Happenings like this–spontaneous, surprising, timely–often seem the result of people like Slater and Tenore just saying, Yes, and going for it, rolling the dice. I ran into Tenore (who has built an empire by doing just that–saying, Yes–outside the gallery, as he was running around putting out another in what had surely been a week-long succession of fires. Glaser, Ancell, Slater, Tenore, and a small fleet of friends and colleagues had been up very, very late for several nights in a row, making the show happen.

“I mean, I pulled every string I have to make this thing happen,” Tenore — who is no stranger to the panicked, last-minute nature of the art world — said. “Man, I wanted to say, No, so many times. But Kelly kept pushing, and we got it done.”

Addressing the crowd late in the evening, before Costa went on, Slater explained what had kept him going with the project:

“Tonight was dedicated to Bruce Reynolds, my old friend from Florida.” Slater said. “These pieces are how he observes the political environment in America. Because there’s a lot of really interesting and strange things happening this year.”

And Slater can proudly count “Apolitical Process” amongst them.

 

The night's honorary guest, Florida found-object artist, painter, and sculptor Bruce Reynolds. Photo: Glaser

The night’s honorary guest, Florida found-object artist, painter, and sculptor Bruce Reynolds. Photo: Glaser


You can see “Apolitical Process” tonight at Folding Table Gallery: 201 San Juan Ave (corner of Main St.), Venice, CA 90291, from 7-10 PM. The show runs through October 9, 2016.

  • Dante

    I don’t get it…! Ya Kevin Anchell is a master artist/painter.
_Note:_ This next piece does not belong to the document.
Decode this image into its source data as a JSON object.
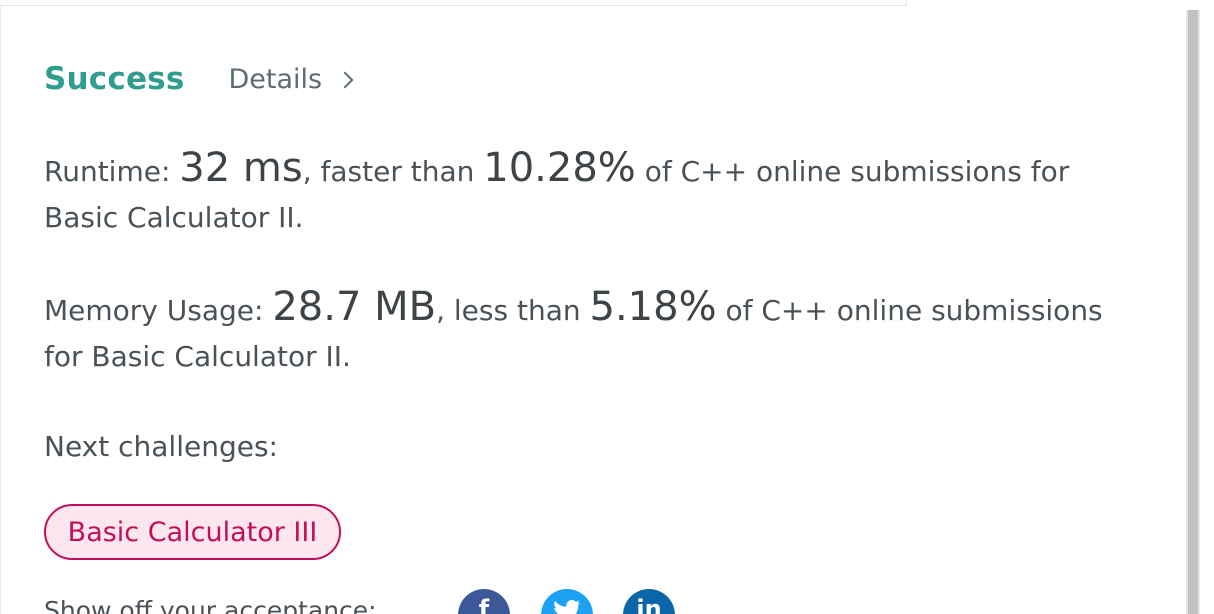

But this new show that’s supposed to be so exciting and “Political” …? Again nice busy sculptures of found objects…But what is the big profound deal here ? Maybe Kelly should stick to surfing and playing music !

    • Gordon

      a thought: Donald Trump and Hillary Clinton are running for POTUS. No one – seemingly – wants either one of these people in the white house yet they are the ones representing their respective parties.
      THis is really fucked up. or the majority of people in the uSA do want this. also fucked up.
      There is no shock value anymore. social media and watching violent porn and all the memes on the internet have pretty much numbed us.
      so some guy picks up junk and makes war machines, guns and collages of trump as the antichrist. banal, really. yet somewhat profound that it is so boring, it might actually be thought provoking because you have to get bored to get it, lose the stimulation.
      to step away from the insanity, to feel bored looking at art that might have been provoking even in the 90s (maybe with a little more neon). to intentially bore the audience to actually make them step back and think and feel about the edge of the cliff where not only the uSA but the world might be teetering on. perhaps that is the idea.
      or maybe some guy takes junk collecting really serious and has the proximity of influential friends to do an art show and have a really good party!
      There is probably meaning there and depth. Art has lost its place for the common human more or less unless it is on the side of a building somewhere because it is truly in the realm of the elite and fringe romantics. otherwise just go to wal mart and get a monet poster.
      I tired to get it, maybe I didn’t.
      Maybe Dante, the point is to expose people like you, who say, “I don’t get it” not as intellectuals but as people who do not even try to think about a concept and have nothing to offer other than a dismissive sarcastic remark and a throw away sentence.
      be a little creative in your critique, you could have fun.

    • Eve

      Kelly Slater like most true surfers are artists at heart. Each time he pops up on a wave, he’s choosing to express himself by dancing on a wave with a piece of glassed foam as his dancing shoes. He’s also a musician, another proof he’s an artist. Art is subjective, try not judge it. Just enjoy it. And if you don’t, find art you do enjoy.

  • Trogan Fan

    dude will put his name on anything these days.

  • eversurf5

    My kid would get suspended from school for making this kind of “art”